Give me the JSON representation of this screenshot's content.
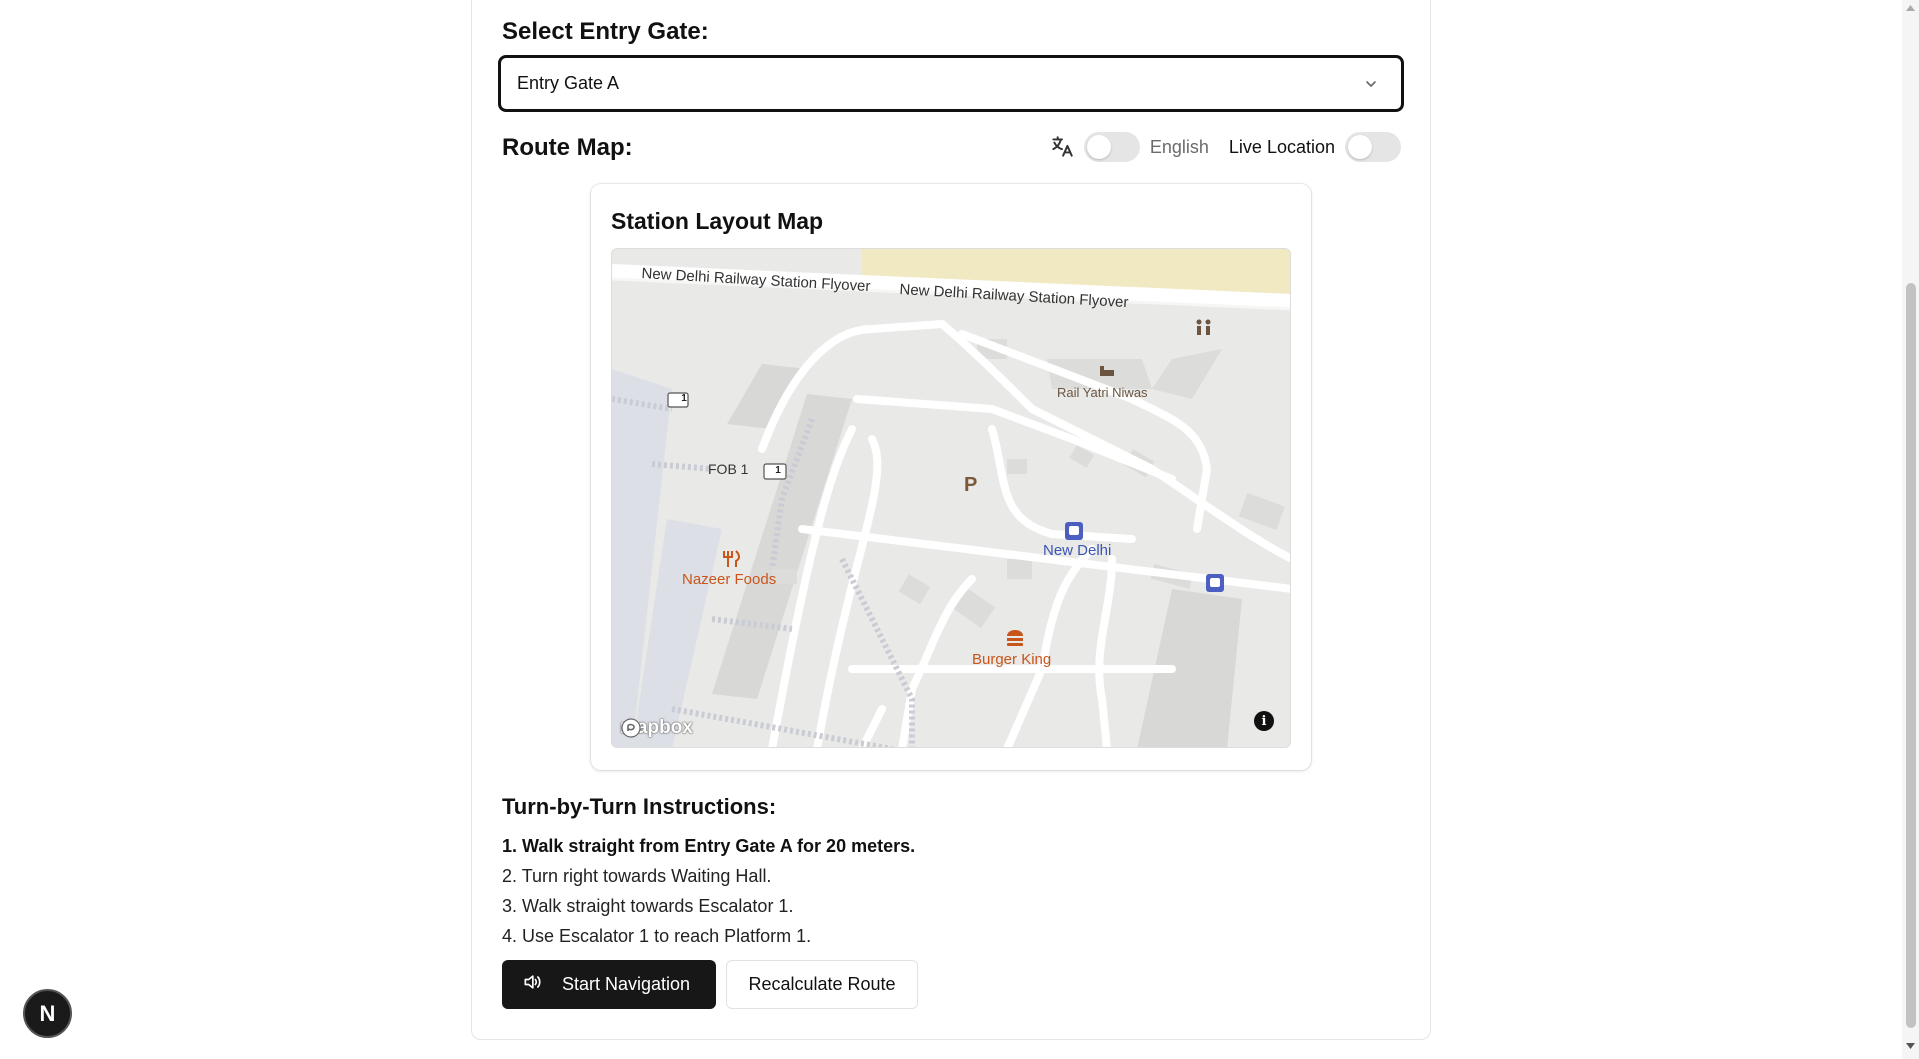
{
  "entry": {
    "label": "Select Entry Gate:",
    "selected": "Entry Gate A"
  },
  "route": {
    "label": "Route Map:",
    "language_label": "English",
    "live_location_label": "Live Location",
    "language_toggle_on": false,
    "live_location_on": false
  },
  "map": {
    "title": "Station Layout Map",
    "labels": {
      "flyover_1": "New Delhi Railway Station Flyover",
      "flyover_2": "New Delhi Railway Station Flyover",
      "fob": "FOB 1",
      "route_shield_1": "1",
      "route_shield_2": "1",
      "rail_yatri": "Rail Yatri Niwas",
      "parking": "P",
      "new_delhi": "New Delhi",
      "nazeer": "Nazeer Foods",
      "burger_king": "Burger King"
    },
    "attribution": "mapbox",
    "info": "i"
  },
  "instructions": {
    "title": "Turn-by-Turn Instructions:",
    "steps": [
      "1. Walk straight from Entry Gate A for 20 meters.",
      "2. Turn right towards Waiting Hall.",
      "3. Walk straight towards Escalator 1.",
      "4. Use Escalator 1 to reach Platform 1."
    ]
  },
  "actions": {
    "start": "Start Navigation",
    "recalculate": "Recalculate Route"
  },
  "badge": {
    "letter": "N"
  },
  "icons": {
    "select_chevron": "chevron-down-icon",
    "translate": "translate-icon",
    "speaker": "speaker-icon",
    "info": "info-icon"
  },
  "colors": {
    "primary": "#171717",
    "poi_orange": "#c8561b",
    "poi_blue": "#3b55b5"
  }
}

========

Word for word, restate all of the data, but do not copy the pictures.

[Solved exercise]
Give me the JSON representation of this screenshot's content.
{
  "entry": {
    "label": "Select Entry Gate:",
    "selected": "Entry Gate A"
  },
  "route": {
    "label": "Route Map:",
    "language_label": "English",
    "live_location_label": "Live Location",
    "language_toggle_on": false,
    "live_location_on": false
  },
  "map": {
    "title": "Station Layout Map",
    "labels": {
      "flyover_1": "New Delhi Railway Station Flyover",
      "flyover_2": "New Delhi Railway Station Flyover",
      "fob": "FOB 1",
      "route_shield_1": "1",
      "route_shield_2": "1",
      "rail_yatri": "Rail Yatri Niwas",
      "parking": "P",
      "new_delhi": "New Delhi",
      "nazeer": "Nazeer Foods",
      "burger_king": "Burger King"
    },
    "attribution": "mapbox",
    "info": "i"
  },
  "instructions": {
    "title": "Turn-by-Turn Instructions:",
    "steps": [
      "1. Walk straight from Entry Gate A for 20 meters.",
      "2. Turn right towards Waiting Hall.",
      "3. Walk straight towards Escalator 1.",
      "4. Use Escalator 1 to reach Platform 1."
    ]
  },
  "actions": {
    "start": "Start Navigation",
    "recalculate": "Recalculate Route"
  },
  "badge": {
    "letter": "N"
  },
  "icons": {
    "select_chevron": "chevron-down-icon",
    "translate": "translate-icon",
    "speaker": "speaker-icon",
    "info": "info-icon"
  },
  "colors": {
    "primary": "#171717",
    "poi_orange": "#c8561b",
    "poi_blue": "#3b55b5"
  }
}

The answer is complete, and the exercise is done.